Proposition 103, enacted in California in 1988, requires approval by the California Department of Insurance before implementing property and casualty rates. Proposition 103 also allows for policyholders to participate in the process setting rates for auto and property insurance. Since being enacted, one way policyholders have been able to intervene on issues related to insurance rates has been through the courts. Further, the California Court of Appeal has opined that the “purpose of intervener fees is evidently to encourage customers to participate in insurance rate proceedings by compensating them for their contribution.” Empowerment Foundation v. Quackenbush, 57 Cal. App. 4th 677, 686 (1997),

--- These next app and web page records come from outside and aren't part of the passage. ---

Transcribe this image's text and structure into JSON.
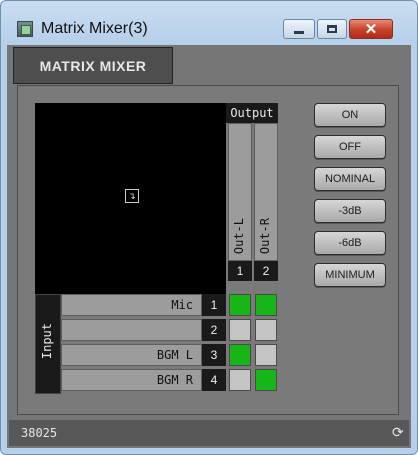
{
  "window": {
    "title": "Matrix Mixer(3)"
  },
  "panel": {
    "header": "MATRIX MIXER",
    "footer_id": "38025"
  },
  "matrix": {
    "output_label": "Output",
    "input_label": "Input",
    "outputs": [
      {
        "label": "Out-L",
        "number": "1"
      },
      {
        "label": "Out-R",
        "number": "2"
      }
    ],
    "inputs": [
      {
        "label": "Mic",
        "number": "1",
        "routes": [
          true,
          true
        ]
      },
      {
        "label": "",
        "number": "2",
        "routes": [
          false,
          false
        ]
      },
      {
        "label": "BGM L",
        "number": "3",
        "routes": [
          true,
          false
        ]
      },
      {
        "label": "BGM R",
        "number": "4",
        "routes": [
          false,
          true
        ]
      }
    ],
    "active_color": "#17b517",
    "inactive_color": "#c5c5c5"
  },
  "buttons": {
    "on": "ON",
    "off": "OFF",
    "nominal": "NOMINAL",
    "minus3": "-3dB",
    "minus6": "-6dB",
    "minimum": "MINIMUM"
  }
}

In January 2015, the California Department of Insurance reported on a decision in the Sacramento Superior Court, entitled Mercury v. Jones, which placed limitations on the advertising costs insurers can pass to consumers through insurance premiums. Specifically, the Mercury court held that limitations should be put into place to prohibit insurers from passing costs on to policyholders related to corporate sponsorships, purchasing luxury boxes at corporate events and insurers paying for their names on stadiums and arenas. The Mercury court upheld the insurance commissioner’s decision requiring insurers to decrease overall homeowners’ insurance rates by approximately 5 percent.